The Boabab tree dots the African landscape. To the local peoples, these magnificent trees are seen to be retainers of the memories of the ancestors. There is a sanctity about them. Their branches always remind me of hundreds of fingers reaching out and trying to clutch the sky. I love sketching and drawing them.
A scene I sketched from the Namib desert in Namibia – Southern Africa. A strange and beautiful place. When the wind blows through these ragged trees it creates a peculiar, almost mournful whistling sound.
In the English landscape, you often see a single, sizable and old tree standing in a flat and expansive landscape. Although it has the look of loneliness about it, it’s locational rootedness is a positive affirmation of its presence and its right to be there. It makes no apologies for its presence.
Whenever I see such a tree, it affirms in me “my right to be here” and I live and move through this beautiful world without any apology for my presence.
This scene of a section of the village a little way from ours, is one I pass regularly on my morning walks. Today, I decided to quickly sketch it. Not much sign of Spring yet, just one tree in full blossom.
A quick sketch I did of a ridge in the Kent countryside. I often have a dream where I launch myself from a ridge and fly over a deep valley.
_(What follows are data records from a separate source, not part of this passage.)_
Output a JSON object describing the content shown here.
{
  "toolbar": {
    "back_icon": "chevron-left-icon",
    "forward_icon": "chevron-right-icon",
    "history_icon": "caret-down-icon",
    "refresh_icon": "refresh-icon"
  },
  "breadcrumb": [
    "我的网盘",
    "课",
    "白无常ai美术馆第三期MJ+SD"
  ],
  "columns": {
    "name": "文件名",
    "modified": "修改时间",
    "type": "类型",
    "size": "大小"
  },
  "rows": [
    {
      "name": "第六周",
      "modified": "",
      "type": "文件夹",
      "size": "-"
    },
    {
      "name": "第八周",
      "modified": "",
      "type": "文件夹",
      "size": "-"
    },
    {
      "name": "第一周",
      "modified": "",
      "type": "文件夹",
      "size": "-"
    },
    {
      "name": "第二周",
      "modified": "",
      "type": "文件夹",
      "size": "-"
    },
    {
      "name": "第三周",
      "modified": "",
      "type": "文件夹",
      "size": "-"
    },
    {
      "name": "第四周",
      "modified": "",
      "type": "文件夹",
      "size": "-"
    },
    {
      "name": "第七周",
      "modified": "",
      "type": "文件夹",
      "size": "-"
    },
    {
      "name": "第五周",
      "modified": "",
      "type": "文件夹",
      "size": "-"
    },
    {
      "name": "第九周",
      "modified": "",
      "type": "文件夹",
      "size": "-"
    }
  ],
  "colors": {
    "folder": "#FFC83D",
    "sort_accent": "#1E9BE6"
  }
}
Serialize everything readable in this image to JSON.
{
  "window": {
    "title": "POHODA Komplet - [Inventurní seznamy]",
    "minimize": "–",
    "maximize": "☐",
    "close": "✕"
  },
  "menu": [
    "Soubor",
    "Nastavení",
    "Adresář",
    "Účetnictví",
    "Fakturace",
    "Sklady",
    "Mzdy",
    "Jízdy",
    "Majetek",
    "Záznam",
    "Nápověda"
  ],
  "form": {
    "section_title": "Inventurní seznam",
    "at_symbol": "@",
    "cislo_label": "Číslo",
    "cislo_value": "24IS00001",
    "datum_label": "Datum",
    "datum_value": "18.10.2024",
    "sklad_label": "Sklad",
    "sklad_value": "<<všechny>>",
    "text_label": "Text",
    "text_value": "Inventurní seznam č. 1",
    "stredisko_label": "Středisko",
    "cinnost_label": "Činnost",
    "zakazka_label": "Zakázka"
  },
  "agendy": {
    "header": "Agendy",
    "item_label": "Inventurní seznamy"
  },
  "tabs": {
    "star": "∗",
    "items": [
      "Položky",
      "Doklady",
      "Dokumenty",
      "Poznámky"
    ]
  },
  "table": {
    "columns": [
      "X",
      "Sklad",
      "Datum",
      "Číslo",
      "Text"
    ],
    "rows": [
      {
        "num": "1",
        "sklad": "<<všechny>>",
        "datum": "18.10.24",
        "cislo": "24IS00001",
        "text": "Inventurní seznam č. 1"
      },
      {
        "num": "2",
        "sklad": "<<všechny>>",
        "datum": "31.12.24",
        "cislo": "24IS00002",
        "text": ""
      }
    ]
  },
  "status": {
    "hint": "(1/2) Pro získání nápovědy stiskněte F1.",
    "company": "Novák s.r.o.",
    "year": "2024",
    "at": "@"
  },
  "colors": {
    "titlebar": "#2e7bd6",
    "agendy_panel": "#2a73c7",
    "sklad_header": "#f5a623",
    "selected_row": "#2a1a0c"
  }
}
Not sure what the dream means, but it’s a pretty exhilarating one, even though the initial act of launching is extremely scary.
A sketch I did of an Irish coastal scene. The place seemed abandoned with an air of loneliness about it.
A scene near our village just longing to be sketched. I had the distinct feeling of this being a restful place in spite of the signs of neglect. So it found its way into my sketchbook.
I enjoy sketching ruins. They are wonderful retainers of memory. This is a sketch I did of a cottage in Ireland.
The Namibia landscape in Southern Africa. I had the privilege of living there for two years. A land of wide-open spaces, vast skies and mystery. I did this with a sepia pen and coloured pencil.